Case 1 is an interesting result, as it would require drastic changes to Eth 2’s consensus protocol. Case 2 is a non-result.

This is definitely the case with 51% in PoW. Intuitively, this should also apply to PoS.

Now, the conclusion is not valid. With normal accounts (or ZK Rollup, for that matter) there is no direct way to benefit from permanent censorship over long period of time other than extortion. The best strategy for the affected users is then not to give in. This makes the probability of the success of the attack low, which, in turn, renders the attack futures very cheap. The attacker cannot fund ongoing bribery of miners/validators from the attack futures pool.

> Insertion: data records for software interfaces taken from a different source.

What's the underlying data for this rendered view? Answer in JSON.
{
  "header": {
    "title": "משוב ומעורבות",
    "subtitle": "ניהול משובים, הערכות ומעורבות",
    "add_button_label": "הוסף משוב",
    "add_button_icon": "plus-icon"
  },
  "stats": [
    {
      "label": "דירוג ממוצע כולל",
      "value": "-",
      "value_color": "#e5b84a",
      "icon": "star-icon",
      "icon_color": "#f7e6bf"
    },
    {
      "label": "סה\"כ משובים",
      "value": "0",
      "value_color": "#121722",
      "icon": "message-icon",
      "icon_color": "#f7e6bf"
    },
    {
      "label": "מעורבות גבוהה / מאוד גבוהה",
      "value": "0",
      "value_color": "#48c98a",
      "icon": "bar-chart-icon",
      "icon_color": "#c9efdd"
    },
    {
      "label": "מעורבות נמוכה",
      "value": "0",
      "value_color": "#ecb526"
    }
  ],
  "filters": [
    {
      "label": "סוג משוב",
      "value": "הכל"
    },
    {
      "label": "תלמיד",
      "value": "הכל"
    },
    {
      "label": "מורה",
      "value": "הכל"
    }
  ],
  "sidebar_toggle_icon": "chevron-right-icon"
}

With fraud proof L2 solutions on the other hand, the chances to sustain the attack for ~1 week are not so bad. There will likely be enough people willing to risk a little money with the potential 1:10 or 1:100 upside. This drives the drives on the attack futures up and makes it possible for the black hats to trustlessly coordinate the attack.

Moreover, a permanent censorship of ETH accounts is much more likely to be considered a deliberate attack on the entire network than short-term “unfortunate situation” with a single time-locked smart contract. The former will have big consequences for the validators stake. The latter can lead to short-term ETH price decline, offset for the miners by the attack’s gains, and then everybody will quickly forget – just like it happened with the DAO.